In the end, this is a great record with two great bands but maybe not the greatest combination. It wasn’t a chocolate and peanut butter tasty combo, but it wasn’t a toothpaste and orange juice one either. Maybe it was milk and Pepsi, complementing but not peer to peer. However, I did do this. I ordered the PoM demos and recent cassette to check out and maybe review. Look, PoM were just outgunned on this release and I bet they’d agree. Regardless, go grab one before they are gone. I guarantee that you won’t be disappointed. (JD)
I must admit that when I heard about this movie I had very little faith that a Agnostic Front Showtime documentary could be any good. I went into this thinking… oh lord this is gonna suck balls. In my opinion suck it did NOT. I thoroughly enjoyed it, so much so that I watched it again when my buddy Devon was in town for a visit.
I grew up loving AF, and was lucky to see them many times in the 1980’s. I’m 100% behind the first three LPs (yup even Cause For Alarm), and the live at CB’s record.
This documentary sort of breaks things down by going between chillin’ with Vinnie Stigma (on a roof with pigeons, in his apt, on the streets of NYC, and in a church). The camera will then hang with Roger Miret in his home in Arizona, working on old cars, going to the doctors, playing with his kids, and hanging with his wife & mom. It was interesting to hear stories from both these NYHC legends about their upbringing, their families and their lives in general.
There is enough old footage of the band to make the movie exciting and keep it real for folks like myself. Of course there is new footage as well (which I’m really not a fan of), but it keeps things relevant and current.
Things take a turn toward the end and get dark/depressing with much talk of Rogers medical ailments.

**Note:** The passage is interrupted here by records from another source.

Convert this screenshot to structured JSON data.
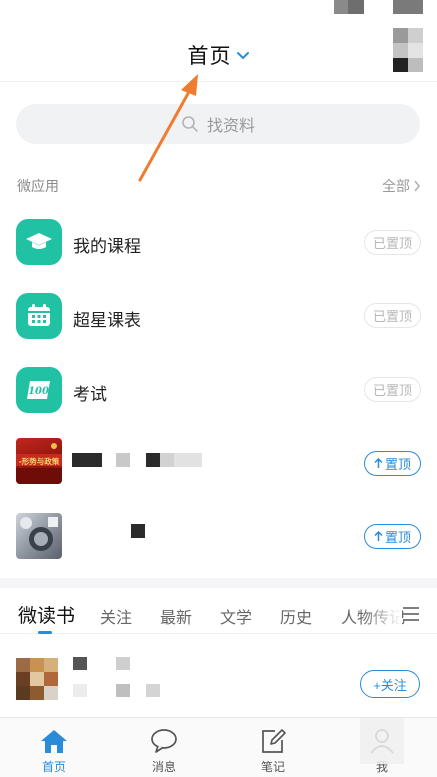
{
  "header": {
    "title": "首页"
  },
  "search": {
    "placeholder": "找资料"
  },
  "section": {
    "title": "微应用",
    "all_label": "全部"
  },
  "apps": [
    {
      "label": "我的课程",
      "pin_label": "已置顶",
      "pinned": true,
      "icon": "graduation-cap-icon"
    },
    {
      "label": "超星课表",
      "pin_label": "已置顶",
      "pinned": true,
      "icon": "calendar-icon"
    },
    {
      "label": "考试",
      "pin_label": "已置顶",
      "pinned": true,
      "icon": "exam-100-icon"
    },
    {
      "label": "",
      "pin_label": "置顶",
      "pinned": false,
      "icon": "book-thumbnail",
      "thumb_text": "-形势与政策"
    },
    {
      "label": "",
      "pin_label": "置顶",
      "pinned": false,
      "icon": "app-thumbnail"
    }
  ],
  "tabs": [
    {
      "label": "微读书",
      "active": true
    },
    {
      "label": "关注"
    },
    {
      "label": "最新"
    },
    {
      "label": "文学"
    },
    {
      "label": "历史"
    },
    {
      "label": "人物传记"
    }
  ],
  "feed": {
    "follow_label": "+关注"
  },
  "nav": [
    {
      "label": "首页",
      "icon": "home-icon",
      "active": true
    },
    {
      "label": "消息",
      "icon": "chat-bubble-icon"
    },
    {
      "label": "笔记",
      "icon": "note-edit-icon"
    },
    {
      "label": "我",
      "icon": "user-icon"
    }
  ],
  "colors": {
    "accent": "#2a8bd9",
    "app_green": "#21c2a4",
    "annotation_arrow": "#f07c30"
  }
}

At any rate the only negative things I have to say about this documentary are that by the end it starts feeling long (not in a “fucking end this already” sort of way). Its only an hour and a half long, but feels longer. Also I really would have loved to hear much more from some ex members of the band, along with some NYHC legends that were around in the early days. Fuck this archive footage bullshit. (NW)